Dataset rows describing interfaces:
#####

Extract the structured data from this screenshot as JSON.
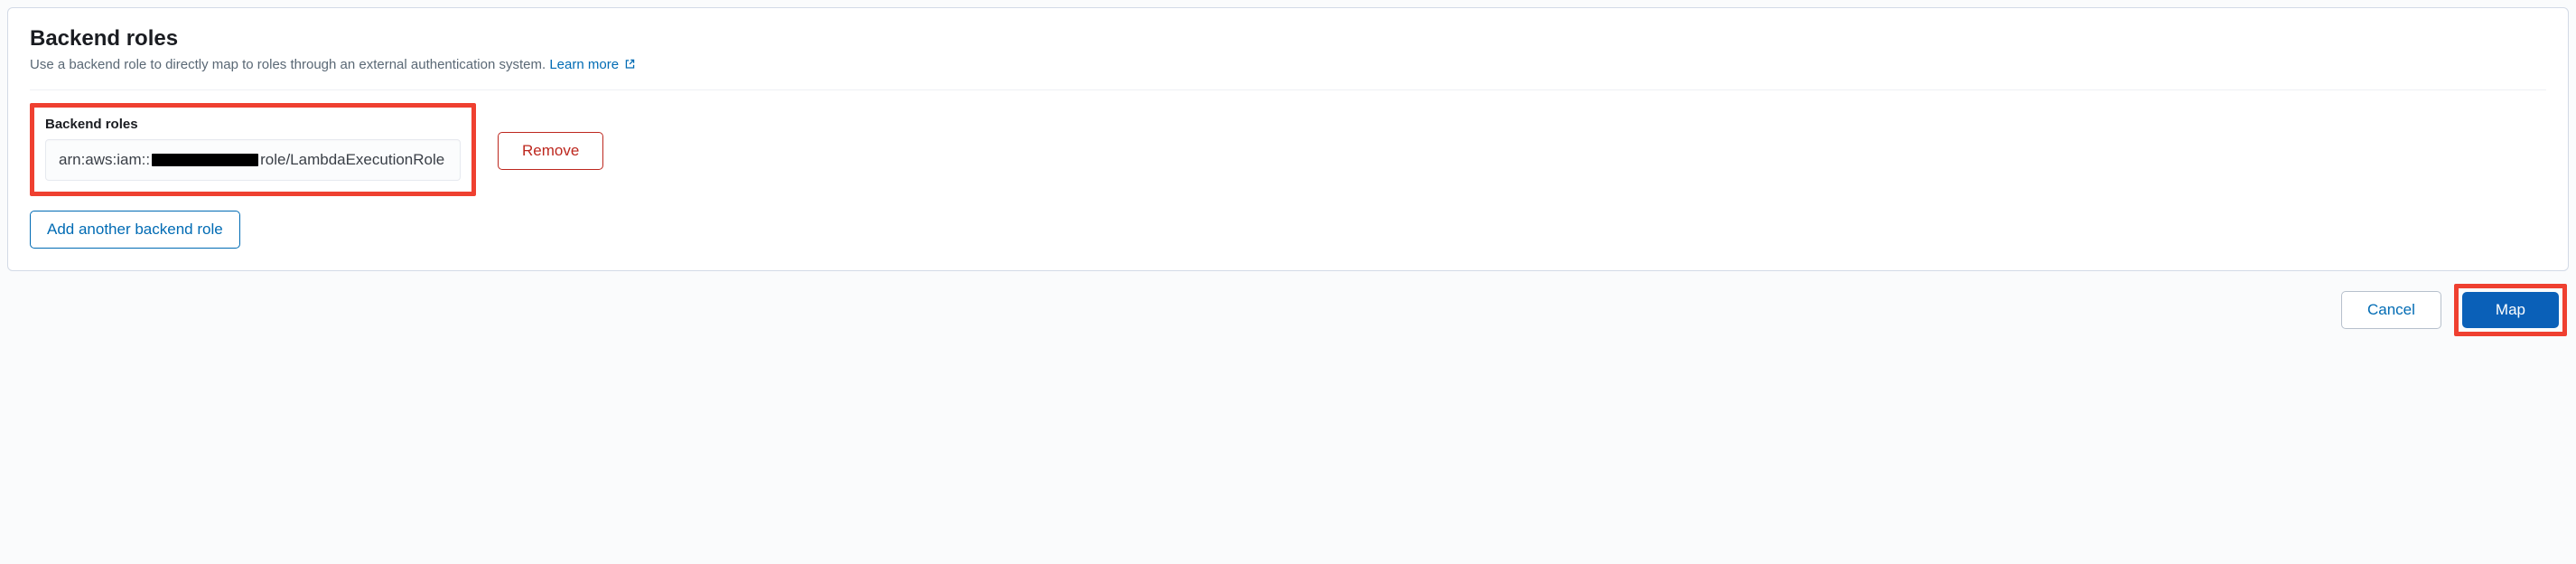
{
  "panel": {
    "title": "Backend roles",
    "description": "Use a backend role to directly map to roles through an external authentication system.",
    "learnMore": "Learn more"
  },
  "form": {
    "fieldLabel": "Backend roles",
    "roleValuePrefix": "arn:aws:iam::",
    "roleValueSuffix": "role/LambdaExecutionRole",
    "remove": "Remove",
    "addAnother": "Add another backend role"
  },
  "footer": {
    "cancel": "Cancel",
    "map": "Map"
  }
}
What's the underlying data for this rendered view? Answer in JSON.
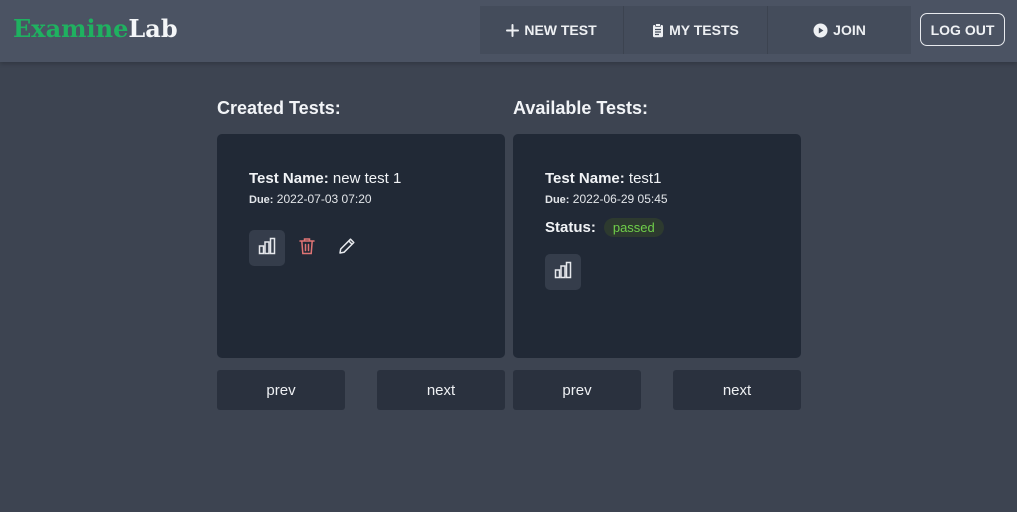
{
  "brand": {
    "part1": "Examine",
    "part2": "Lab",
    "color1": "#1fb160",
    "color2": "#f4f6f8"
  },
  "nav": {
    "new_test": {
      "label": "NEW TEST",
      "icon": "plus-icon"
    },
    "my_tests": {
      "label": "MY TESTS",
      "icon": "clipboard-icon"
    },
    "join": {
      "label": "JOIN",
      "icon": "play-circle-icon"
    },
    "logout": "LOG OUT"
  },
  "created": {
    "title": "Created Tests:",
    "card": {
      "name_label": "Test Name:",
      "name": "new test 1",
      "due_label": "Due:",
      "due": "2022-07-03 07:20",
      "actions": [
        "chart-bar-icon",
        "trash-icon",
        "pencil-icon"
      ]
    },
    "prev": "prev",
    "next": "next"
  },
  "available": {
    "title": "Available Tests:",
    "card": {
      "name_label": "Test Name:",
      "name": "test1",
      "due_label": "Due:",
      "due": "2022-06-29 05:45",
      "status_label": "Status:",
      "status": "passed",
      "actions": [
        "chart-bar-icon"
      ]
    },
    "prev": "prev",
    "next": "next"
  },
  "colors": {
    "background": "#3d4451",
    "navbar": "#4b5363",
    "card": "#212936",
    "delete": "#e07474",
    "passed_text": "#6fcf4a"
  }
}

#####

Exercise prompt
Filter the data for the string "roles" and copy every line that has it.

Solution
    "title": "Backend roles",
    "description": "Use a backend role to directly map to roles through an external authentication system.",
    "fieldLabel": "Backend roles",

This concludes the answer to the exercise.